Christ Church Community Museum is only open to the public in the summer, when Lakefield also hosts the annual Lakefield Literary Festival. The 25th anniversary festival takes place in 2019 from July 13th to 14th.
Where To Stay
The Village Inn
Located at 39 Queen Street, The Village Inn is an award-winning boutique-style hotel offering modern amenities in an atmosphere of country charm.
With 26 rooms and two luxury suites, its central location in the heart of downtown makes The Village Inn the perfect place to stay as you explore everything Lakefield has to offer. Continental breakfast is included with your stay.
The Village Inn has recently renovated most of its rooms, just in time for its 15th anniversary in 2019. During March and April, you can book one night and receive a 10 per cent discount, or book two nights or more and receive a 20 per cent discount.
Wee Butt ‘n’ Ben
If you’re looking for a Scottish bed-and-breakfast experience, you’ll want to stay at the historic Wee Butt ‘n’ Ben, located at 58 Bridge Street.
Operated by Sadie Baillie and Jimmy Smith, Wee Butt ‘n’ Ben offers three comfortable bedrooms — named Heather, Rose, and Bracken — as well as a first-rate Scottish breakfast to get your day off to a hearty start.
All rooms feature queen-size beds, chairs, lamps, and clocks. A separate full washroom, and a one-and-a-half-piece washroom, are shared by the three rooms.
Where to Eat
For casual fine dining in the heart of Lakefield, you’ll want to eat at Cassis Bistro (27 Queen St.).
All dishes are made to order and in-house using fresh ingredients, many sourced locally, to produce delicious beautifully presented meals.
Cassis Bistro is open for lunch from 11:30 a.m. to 2:30 p.m. Tuesday to Saturday, and for dinner from 5 to 8 p.m. Tuesday to Sunday (closed Mondays).
For affordable family dining, stop in at Jack’s Restaurant (1 Strickland St.).

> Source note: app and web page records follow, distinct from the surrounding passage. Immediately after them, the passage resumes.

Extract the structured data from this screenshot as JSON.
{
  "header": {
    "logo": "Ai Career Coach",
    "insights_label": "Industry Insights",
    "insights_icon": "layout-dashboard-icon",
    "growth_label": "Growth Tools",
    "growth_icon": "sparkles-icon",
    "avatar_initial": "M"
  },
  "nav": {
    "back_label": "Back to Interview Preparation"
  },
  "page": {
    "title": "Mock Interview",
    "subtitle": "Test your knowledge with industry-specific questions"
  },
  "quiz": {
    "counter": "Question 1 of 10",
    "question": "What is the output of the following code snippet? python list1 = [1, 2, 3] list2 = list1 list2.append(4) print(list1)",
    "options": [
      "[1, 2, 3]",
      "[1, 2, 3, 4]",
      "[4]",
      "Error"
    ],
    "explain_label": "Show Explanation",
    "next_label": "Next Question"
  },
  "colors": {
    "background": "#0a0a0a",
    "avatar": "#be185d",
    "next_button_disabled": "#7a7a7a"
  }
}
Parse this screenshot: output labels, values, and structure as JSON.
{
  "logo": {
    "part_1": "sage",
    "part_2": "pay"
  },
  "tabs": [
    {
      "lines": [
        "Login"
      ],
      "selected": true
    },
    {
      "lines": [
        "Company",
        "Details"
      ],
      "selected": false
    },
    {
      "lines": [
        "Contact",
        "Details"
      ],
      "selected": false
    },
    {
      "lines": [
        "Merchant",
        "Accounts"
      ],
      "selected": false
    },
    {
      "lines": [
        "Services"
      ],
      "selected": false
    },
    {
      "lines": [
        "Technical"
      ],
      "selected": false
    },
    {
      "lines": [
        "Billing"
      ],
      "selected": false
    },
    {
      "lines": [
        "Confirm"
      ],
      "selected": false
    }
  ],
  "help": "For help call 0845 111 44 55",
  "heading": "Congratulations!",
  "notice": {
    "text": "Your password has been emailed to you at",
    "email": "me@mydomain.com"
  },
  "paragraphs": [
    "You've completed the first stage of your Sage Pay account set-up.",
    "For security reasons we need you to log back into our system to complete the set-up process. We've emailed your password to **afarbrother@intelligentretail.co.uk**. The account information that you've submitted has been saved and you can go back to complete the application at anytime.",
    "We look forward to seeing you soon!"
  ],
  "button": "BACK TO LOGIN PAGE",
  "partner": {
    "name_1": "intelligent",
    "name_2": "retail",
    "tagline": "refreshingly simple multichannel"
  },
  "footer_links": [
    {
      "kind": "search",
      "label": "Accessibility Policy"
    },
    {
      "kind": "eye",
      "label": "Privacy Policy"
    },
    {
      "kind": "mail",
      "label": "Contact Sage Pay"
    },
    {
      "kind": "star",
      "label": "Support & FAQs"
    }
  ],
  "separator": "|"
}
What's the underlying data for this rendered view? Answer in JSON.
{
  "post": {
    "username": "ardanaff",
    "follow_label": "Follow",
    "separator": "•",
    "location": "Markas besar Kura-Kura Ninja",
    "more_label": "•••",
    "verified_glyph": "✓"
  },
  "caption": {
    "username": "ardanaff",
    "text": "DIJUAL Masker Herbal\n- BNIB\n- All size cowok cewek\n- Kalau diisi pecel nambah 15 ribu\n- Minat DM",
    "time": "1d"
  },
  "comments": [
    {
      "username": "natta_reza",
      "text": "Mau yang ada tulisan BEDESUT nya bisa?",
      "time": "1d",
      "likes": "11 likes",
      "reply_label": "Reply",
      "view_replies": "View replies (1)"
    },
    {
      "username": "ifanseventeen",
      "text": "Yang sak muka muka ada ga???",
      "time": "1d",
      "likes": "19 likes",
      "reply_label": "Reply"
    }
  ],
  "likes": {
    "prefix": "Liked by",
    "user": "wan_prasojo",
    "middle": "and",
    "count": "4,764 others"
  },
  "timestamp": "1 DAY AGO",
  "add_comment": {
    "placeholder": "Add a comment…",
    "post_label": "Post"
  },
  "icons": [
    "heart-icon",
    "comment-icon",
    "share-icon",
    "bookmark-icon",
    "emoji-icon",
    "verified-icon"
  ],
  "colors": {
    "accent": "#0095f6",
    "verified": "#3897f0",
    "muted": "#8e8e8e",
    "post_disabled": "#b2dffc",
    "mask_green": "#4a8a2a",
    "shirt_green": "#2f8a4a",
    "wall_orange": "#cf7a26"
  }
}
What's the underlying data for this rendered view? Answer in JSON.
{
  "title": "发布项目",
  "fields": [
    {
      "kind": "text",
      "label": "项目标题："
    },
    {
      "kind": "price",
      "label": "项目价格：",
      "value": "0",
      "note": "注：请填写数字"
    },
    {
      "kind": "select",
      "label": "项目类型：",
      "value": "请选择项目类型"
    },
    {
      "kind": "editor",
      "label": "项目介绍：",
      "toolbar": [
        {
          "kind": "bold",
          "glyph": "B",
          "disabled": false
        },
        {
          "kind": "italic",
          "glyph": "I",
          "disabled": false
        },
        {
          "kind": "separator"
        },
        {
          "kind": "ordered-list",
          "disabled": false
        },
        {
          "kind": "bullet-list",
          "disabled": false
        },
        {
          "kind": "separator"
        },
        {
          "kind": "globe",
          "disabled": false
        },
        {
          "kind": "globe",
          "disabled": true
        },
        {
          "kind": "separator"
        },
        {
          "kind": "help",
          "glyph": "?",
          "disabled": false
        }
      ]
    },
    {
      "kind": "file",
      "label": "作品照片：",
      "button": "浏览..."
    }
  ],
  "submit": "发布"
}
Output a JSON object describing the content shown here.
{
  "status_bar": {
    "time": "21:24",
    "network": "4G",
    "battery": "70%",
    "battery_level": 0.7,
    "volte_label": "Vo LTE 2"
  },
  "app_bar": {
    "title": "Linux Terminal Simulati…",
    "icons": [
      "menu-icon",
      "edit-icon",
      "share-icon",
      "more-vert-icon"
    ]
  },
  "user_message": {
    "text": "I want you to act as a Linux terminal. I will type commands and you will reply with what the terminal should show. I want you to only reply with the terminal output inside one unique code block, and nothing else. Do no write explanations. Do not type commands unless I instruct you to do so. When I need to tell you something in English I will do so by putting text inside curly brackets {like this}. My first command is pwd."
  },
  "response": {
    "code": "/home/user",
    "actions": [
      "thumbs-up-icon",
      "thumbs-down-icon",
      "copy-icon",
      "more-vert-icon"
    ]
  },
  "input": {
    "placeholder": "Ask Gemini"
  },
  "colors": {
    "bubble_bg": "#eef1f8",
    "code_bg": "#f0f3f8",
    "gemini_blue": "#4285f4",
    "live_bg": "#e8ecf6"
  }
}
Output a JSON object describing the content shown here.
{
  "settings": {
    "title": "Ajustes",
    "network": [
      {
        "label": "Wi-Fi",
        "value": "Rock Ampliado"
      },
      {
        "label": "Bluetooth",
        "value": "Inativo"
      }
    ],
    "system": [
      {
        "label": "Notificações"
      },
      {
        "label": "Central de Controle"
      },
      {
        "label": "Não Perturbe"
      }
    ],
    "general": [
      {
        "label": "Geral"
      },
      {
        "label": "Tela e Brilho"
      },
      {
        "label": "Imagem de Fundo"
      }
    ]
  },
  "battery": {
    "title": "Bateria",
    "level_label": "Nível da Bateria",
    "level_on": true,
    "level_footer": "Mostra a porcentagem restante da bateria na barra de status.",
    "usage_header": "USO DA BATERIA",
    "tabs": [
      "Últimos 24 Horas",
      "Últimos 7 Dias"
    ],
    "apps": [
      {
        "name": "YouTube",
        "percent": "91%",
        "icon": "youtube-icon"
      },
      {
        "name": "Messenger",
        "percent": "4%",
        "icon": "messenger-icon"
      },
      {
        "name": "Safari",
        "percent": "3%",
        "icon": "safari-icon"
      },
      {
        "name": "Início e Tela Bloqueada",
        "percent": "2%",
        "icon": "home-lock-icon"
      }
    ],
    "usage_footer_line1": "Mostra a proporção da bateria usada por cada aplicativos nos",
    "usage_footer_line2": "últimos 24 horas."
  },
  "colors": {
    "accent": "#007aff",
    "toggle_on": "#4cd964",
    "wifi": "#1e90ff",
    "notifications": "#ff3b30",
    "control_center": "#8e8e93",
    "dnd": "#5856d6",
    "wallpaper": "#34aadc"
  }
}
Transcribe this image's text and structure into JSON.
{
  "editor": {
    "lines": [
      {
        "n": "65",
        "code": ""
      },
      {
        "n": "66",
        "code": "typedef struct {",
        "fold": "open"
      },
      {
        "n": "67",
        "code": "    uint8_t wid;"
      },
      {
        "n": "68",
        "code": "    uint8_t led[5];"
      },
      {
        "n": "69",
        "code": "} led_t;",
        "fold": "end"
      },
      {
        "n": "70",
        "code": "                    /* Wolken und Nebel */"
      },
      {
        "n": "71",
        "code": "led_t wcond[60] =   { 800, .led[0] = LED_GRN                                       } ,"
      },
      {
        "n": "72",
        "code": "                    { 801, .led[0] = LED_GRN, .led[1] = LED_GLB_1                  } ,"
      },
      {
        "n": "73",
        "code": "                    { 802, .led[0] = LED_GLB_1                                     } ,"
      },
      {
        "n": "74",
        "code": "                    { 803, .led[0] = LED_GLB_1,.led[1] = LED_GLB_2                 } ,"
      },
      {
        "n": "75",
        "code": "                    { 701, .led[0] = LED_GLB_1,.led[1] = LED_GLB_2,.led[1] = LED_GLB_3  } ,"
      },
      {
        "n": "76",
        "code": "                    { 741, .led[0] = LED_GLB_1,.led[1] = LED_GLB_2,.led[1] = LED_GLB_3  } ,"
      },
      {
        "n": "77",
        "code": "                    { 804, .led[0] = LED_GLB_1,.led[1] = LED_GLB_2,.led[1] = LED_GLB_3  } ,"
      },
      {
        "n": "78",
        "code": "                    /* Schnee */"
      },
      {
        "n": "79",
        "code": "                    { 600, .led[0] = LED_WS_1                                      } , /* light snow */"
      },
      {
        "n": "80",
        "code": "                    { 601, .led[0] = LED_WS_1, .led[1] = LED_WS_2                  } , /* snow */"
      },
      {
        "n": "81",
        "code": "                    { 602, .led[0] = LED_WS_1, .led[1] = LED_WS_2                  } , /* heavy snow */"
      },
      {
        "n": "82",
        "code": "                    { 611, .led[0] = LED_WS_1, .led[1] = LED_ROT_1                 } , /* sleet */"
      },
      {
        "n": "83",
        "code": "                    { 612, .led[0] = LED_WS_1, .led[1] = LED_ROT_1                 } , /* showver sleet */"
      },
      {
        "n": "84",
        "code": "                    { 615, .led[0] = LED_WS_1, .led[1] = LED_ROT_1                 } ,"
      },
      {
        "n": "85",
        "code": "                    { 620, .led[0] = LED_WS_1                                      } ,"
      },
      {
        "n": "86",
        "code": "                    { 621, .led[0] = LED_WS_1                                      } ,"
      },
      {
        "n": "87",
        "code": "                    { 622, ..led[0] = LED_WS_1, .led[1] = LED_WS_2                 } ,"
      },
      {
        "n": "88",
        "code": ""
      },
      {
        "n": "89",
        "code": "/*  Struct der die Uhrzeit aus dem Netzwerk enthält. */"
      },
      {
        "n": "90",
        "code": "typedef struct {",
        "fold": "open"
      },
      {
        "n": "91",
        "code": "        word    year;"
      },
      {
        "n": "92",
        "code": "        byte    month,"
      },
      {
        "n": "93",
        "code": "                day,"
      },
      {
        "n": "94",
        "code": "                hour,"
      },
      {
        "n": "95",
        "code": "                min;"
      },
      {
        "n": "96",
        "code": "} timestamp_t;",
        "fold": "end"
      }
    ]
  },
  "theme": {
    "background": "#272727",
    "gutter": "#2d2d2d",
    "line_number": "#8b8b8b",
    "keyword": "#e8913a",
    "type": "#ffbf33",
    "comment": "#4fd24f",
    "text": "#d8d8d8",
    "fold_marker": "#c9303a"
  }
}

Jack’s offers seafood, fish and chips, rotisserie chicken and ribs, home-made burgers, and more, with all-you-can-eat fish and chips on Tuesdays.
Open daily from 7:30 a.m. to 8 p.m., Jack’s also serves breakfast from 7 a.m. to 11 a.m. on weekdays and from 8 a.m. to 1 p.m. on weekends.
For more information, call 705-652-3474 or visit www.jacksrestaurant.ca.
Canoe & Paddle Pub
For a classic English pub experience, check out the Canoe & Paddle Pub (18 Bridge St.).
A favourite with locals, the Canoe & Paddle offers classic English pub fare (including Yorkshire pudding, toad-in-the-hole, bangers and mash, beer-bttered fish and chips) and 14 craft beers on tap, along with bottled beer, wines, and cocktails.
There’s also live music featuring local performers two or three nights a week.
The Canoe & Paddle is open 11 a.m. to 11 p.m. Monday to Wednesday and Sunday, and 11 a.m. to midnight Thursday to Saturday.
For more information, call 705-651-1111 or visit www.facebook.com/canoeandpaddle/.
The Nutty Bean Cafe
For breakfast or a quick lunch, stop by The Nutty Bean Cafe (33 Queen St.), another favourite with the locals.
The Nutty Bean offers fresh-baked scones, muffins, cookies and butter tarts in the morning and a selection of sandwiches with house-made soup and market salads throughout the day, with organic fair-trade and shade-grown coffee available by the cup or beans by the bag.
The Nutty Bean supports local suppliers, purchasing from local farmers, cheesemakers, and butchers whenever possible.
The Nutty Bean Cafe is open from 8 a.m. to 3 p.m. Tuesday to Saturday and 10 a.m. to 3 p.m. on Sunday (closed Mondays). For more information, call 705-652-9721, email email@example.com, or visit thenuttybeancafe.com.